As my writing skills evolve, I continually question how I use various techniques. Most of the time, this blog conveys what I’ve learned to you. Today’s post is more about working through a technical issue I’m having than about telling you what you should do (Unless, of course, I end up, through the process of writing the post, resolving my problem. In that case, however, I probably would have went back and edited the preceding sentences, so ignore this parenthetical interruption which I’m leaving in solely on the off chance that someone will find it amusing and now have taken way to far…)
Both Resist the Urge to Explain and Show, Don’t Tell are based on one important and valid underlying principle — no matter how much you trust the source, no amount of telling you (as, ironically, I’m doing with this statement) will make you internalize a truth as much as coming to a conclusion on your own. Both the aforementioned pieces of sage advice instruct you to do the following:

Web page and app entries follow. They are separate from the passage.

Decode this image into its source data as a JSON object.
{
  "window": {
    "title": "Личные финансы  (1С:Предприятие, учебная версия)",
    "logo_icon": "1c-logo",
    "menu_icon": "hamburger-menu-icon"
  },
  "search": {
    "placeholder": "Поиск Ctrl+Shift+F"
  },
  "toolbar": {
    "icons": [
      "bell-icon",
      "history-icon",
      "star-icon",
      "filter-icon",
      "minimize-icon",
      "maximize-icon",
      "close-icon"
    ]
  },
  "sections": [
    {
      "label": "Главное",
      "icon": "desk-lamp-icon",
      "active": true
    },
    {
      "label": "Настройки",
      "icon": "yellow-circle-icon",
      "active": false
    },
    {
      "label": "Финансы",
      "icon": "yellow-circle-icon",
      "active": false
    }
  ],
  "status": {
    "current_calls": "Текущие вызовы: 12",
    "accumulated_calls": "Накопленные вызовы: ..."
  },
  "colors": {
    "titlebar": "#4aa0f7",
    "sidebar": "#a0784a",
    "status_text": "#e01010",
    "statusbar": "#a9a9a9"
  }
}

Provide evidence to your reader to let him deduce the truth behind your words.
As I’ve alluded to above, I find this principle pretty darn solid. If you’re a beginning writer, you’d do well to take both “rules” as the gospel truth until such a time as you can discern the inherent problems in taking them too far. I, unfortunately, am past that particular point and need to make a decision on how to proceed.
The question at hand is:
Exactly when are explaining and telling okay?
Some would say, “Never!” In response, I’d bring up scene transitions as an example of a place where telling is perfectly valid. Obviously, there are ways to move from scene to scene without telling, but, in my opinion, it’s misguided at best to eliminate one reasonable method just because it violates a “rule.”
1. It’s hard to think of a piece of popular genre fiction that does not in some way utilize telling or explaining beyond just scene transitions. While I agree that “Everyone else is doing it, Mom” is not the world’s greatest argument, it’s instructive that other authors have achieved success despite not strictly adhering to the “rules.”
2. Clarity is a huge issue if you don’t tell/explain. No matter how well or how much or how meticulous you are with your presentation of the evidence, someone out there, maybe even twelve someones, aren’t going to believe that OJ is guilty (I realize the fallacy of the analogy; evidence in that trial was not in any way, form, or fashion presented well).
3. I firmly believe that the best way to achieve immersion is to show and not explain. On the other hand, I do not believe that short, isolated bursts of telling or explaining necessarily break immersion. It’s not like a reader is going along with the flow and, suddenly, reads a quick telling sentence that causes him to step out of the book. Rather, the effect is more neutral in that the technique simply doesn’t immerse him more. Granted, the author must be careful here. Too much telling certainly can break immersion by becoming boring, and hammering a point multiple times is a quick way to make the reader put down the book and say, “Enough already; I understood it the first time!”
I’d love some input in the comments section on these thoughts. Thanks!